In respecting that, I will simply say that there are three one-shots which can be played in series, as well as a short story set in Ludt. I ran the first one and it is excellent. All three contain elements of horror in the form of terrible consequences which, while the party may avert them, are on track to come down hard without being telegraphed obviously. In play as I narrated the epilogue of the one-shot (or "Yarn"), the players grew quiet and serious. It was heavy. It weighed on them. And I knew that while I hadn't expected them to avoid the final consequence of the adventure, it was something totally possible. This final effect was something I have not achieved in many games, and in my mind excuses the minor oddities you find in any indie product.

The short fiction piece, "A City Man", is excellent, but beyond this review's scope. I will say I like full-on fiction at the end, as in Bone Orchard Gospel, rather than in the front, as in what I've read of Vampire the Masquerade.

Final Considerations

Bone Orchard Gospel is not an OSR game, but it features a some of the best features of that movement. Character creation is smooth, gameplay simple. Combat is deadly and smart play is rewarded.

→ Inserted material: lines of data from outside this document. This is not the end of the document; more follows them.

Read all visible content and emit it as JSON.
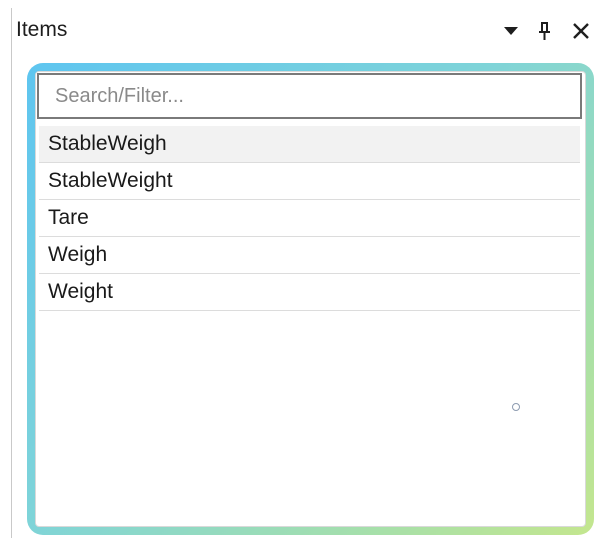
{
  "panel": {
    "title": "Items",
    "buttons": {
      "dropdown_icon": "triangle-down",
      "pin_icon": "pin",
      "close_icon": "close-x"
    }
  },
  "search": {
    "placeholder": "Search/Filter...",
    "value": ""
  },
  "items": [
    {
      "label": "StableWeigh",
      "selected": true
    },
    {
      "label": "StableWeight",
      "selected": false
    },
    {
      "label": "Tare",
      "selected": false
    },
    {
      "label": "Weigh",
      "selected": false
    },
    {
      "label": "Weight",
      "selected": false
    }
  ],
  "colors": {
    "frame_gradient_start": "#5ec5f0",
    "frame_gradient_end": "#c4e68e",
    "selected_row": "#f2f2f2"
  }
}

The example yarns prove good examples for how to tell horror stories in a roleplay setting, where failure and misery is the river of the world.

I would recommend this game to people entranced by the art, those looking for unique and simple resolution mechanics, folks who want a good game for one-shots, and fans of Dark Tower, True Grit, or Dogs in the Vineyard.

I would not recommend this game to those looking to run a long campaign or pulpy adventure, to people who would only be interested in the PDF, to those who don't want to own games which mention horrible themes, or to people who own fewer than eight d6s.

Bone Orchard Gospel can be purchased on DriveThruRPG. Currently, only the PDF is available through tat seller, but the paper copy is available elsewhere for around $15.

No comments:

Post a Comment